Go through the entries and copy every line that has the string "icon" in it.

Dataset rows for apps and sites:
····················
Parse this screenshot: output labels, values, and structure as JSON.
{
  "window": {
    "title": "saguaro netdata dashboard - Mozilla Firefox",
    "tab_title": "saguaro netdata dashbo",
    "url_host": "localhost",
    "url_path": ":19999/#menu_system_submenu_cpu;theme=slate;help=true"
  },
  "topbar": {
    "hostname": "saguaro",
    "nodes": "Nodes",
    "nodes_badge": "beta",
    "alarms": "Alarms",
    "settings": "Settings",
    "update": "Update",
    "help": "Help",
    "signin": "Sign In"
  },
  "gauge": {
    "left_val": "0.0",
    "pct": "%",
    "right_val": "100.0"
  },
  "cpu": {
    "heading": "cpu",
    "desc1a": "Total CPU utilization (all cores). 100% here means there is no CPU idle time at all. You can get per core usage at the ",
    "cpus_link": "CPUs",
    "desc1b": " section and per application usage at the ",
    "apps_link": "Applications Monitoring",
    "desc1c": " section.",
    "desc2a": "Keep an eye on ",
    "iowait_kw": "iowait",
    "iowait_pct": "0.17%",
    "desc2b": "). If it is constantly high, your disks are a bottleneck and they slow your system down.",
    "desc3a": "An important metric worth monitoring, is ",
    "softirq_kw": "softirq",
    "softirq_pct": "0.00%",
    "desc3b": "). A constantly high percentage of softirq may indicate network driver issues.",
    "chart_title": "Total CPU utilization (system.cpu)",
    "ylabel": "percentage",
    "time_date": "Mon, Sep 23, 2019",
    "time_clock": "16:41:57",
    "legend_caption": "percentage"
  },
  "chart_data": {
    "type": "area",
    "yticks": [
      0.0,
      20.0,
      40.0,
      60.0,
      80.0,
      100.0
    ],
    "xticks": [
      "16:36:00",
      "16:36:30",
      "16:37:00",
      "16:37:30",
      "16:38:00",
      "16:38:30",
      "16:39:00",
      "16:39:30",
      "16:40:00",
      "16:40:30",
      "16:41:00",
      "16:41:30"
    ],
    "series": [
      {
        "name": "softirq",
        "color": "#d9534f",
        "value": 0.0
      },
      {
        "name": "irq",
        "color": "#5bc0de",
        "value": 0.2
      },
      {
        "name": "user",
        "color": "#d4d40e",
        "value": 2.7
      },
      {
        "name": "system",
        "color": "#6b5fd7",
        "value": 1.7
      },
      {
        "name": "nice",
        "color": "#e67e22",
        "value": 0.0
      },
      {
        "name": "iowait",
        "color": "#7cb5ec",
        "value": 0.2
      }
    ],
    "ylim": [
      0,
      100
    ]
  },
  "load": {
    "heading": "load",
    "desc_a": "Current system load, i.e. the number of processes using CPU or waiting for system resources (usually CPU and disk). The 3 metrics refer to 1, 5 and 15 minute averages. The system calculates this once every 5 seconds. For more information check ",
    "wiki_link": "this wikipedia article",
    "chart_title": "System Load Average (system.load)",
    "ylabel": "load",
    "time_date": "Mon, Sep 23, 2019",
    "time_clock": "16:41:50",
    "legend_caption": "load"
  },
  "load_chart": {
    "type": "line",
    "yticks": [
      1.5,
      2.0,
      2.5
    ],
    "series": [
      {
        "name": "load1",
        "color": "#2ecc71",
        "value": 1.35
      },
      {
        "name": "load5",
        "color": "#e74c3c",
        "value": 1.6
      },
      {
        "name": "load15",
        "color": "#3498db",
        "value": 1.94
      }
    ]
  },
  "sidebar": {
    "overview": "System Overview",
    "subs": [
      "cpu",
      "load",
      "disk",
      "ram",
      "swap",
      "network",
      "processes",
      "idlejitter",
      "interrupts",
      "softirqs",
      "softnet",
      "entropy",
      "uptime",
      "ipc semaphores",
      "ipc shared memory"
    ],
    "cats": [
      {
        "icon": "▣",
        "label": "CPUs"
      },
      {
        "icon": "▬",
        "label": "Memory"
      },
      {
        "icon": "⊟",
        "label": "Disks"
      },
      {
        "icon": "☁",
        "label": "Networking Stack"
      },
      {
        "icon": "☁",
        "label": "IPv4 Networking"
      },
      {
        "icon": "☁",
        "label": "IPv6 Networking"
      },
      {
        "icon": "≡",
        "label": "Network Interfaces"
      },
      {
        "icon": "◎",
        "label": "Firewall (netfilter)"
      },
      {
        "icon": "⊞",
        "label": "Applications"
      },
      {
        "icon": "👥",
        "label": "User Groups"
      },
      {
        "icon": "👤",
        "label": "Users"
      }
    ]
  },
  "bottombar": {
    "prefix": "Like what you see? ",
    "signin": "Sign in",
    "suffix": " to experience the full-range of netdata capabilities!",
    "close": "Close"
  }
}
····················
_Answer section_.
        "icon": "▣",
        "icon": "▬",
        "icon": "⊟",
        "icon": "☁",
        "icon": "☁",
        "icon": "☁",
        "icon": "≡",
        "icon": "◎",
        "icon": "⊞",
        "icon": "👥",
        "icon": "👤",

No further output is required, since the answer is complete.